TORONTO (Reuters) - The Canadian dollar closed lower against the U.S. dollar on Monday as data showing an unexpected slide in domestic building permits more than offset the positive backdrop of higher commodity prices.
Domestic bond prices were unable to overcome early losses and ended lower across the curve, even though the rally in equity markets, which sapped the appetite for government debt, faded as the session wore on.
The Canadian dollar closed at C$1.0133 to the U.S. dollar, or 98.69 U.S. cents, down from C$1.0093 to the U.S. dollar, or 99.07 U.S. cents, at Friday’s close.
Economic data that showed the value of Canadian building permits dropped 1 percent in February weighed on the Canadian dollar as the market was looking for a gain of 1 percent.

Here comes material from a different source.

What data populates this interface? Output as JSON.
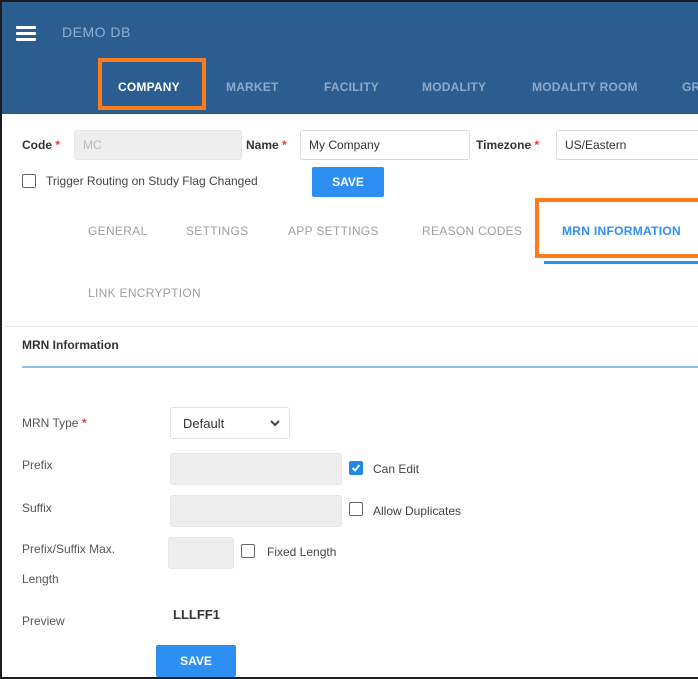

While not a top-tier report, the data followed Friday’s jobs figures, which showed the economy posted a moderate increase in jobs for March after two red-hot months of growth, keeping economic concerns at the forefront.
“I‘m not going to put a lot of weight on the building permits number but it is one of those indicators that suggests that the Canadian economy is beginning to cool off,” said David Watt, senior currency strategist at RBC Capital Markets.
“The headwinds out of the U.S. and the concerns about the Canadian economy ... gave room for U.S. dollar bulls and gave a bearish tone to the Canadian dollar.”
For the commodity-linked Canadian dollar, which closed a sliver above its session low, its latest slide came despite a $3 jump in oil prices to above $109 a barrel and a surge in gold prices to a one-week high.
Canada is a major exporter of key commodities like oil and gold, and its currency has surged about 60 percent since 2002 due in large part to stronger commodity prices.
The next piece of Canadian economic data due out will be the March housing starts report on Tuesday.
Bond prices started the session lower given the positive tone on equity markets, but when stocks backed off their session highs, bond prices were unable to rebound.
Toronto’s main stock market index shot up 229 points at one point but closed with a gain of 76 points, while the Dow Jones industrial average ended flat, well off its session high.
“You would’ve thought the bond market would have retraced most of its losses today now that stock markets came back,” said Sal Guatieri, senior economist at BMO Capital Markets.
“There’s just a general sense that maybe the worst is behind us in credit markets and for the U.S. economy, and that seemed to fuel most of the equity market’s earlier rally, and that was weighing on bonds.”
The two-year bond fell 8 Canadian cents to C$101.98 to yield 2.792 percent. The 10-year bond dropped 53 Canadian cents to C$103.10 to yield 3.598 percent.
The yield spread between the two- and 10-year bonds was 80.6 basis points, up from 77.0 at the previous close.
The 30-year bond slid C$1.02 to C$116.05 to yield 4.056 percent. In the United States, the 30-year treasury yielded 4.362 percent.
The three-month when-issued T-bill yielded 2.16 percent, up from 2.06 percent at the previous close.
Editing by Rob Wilson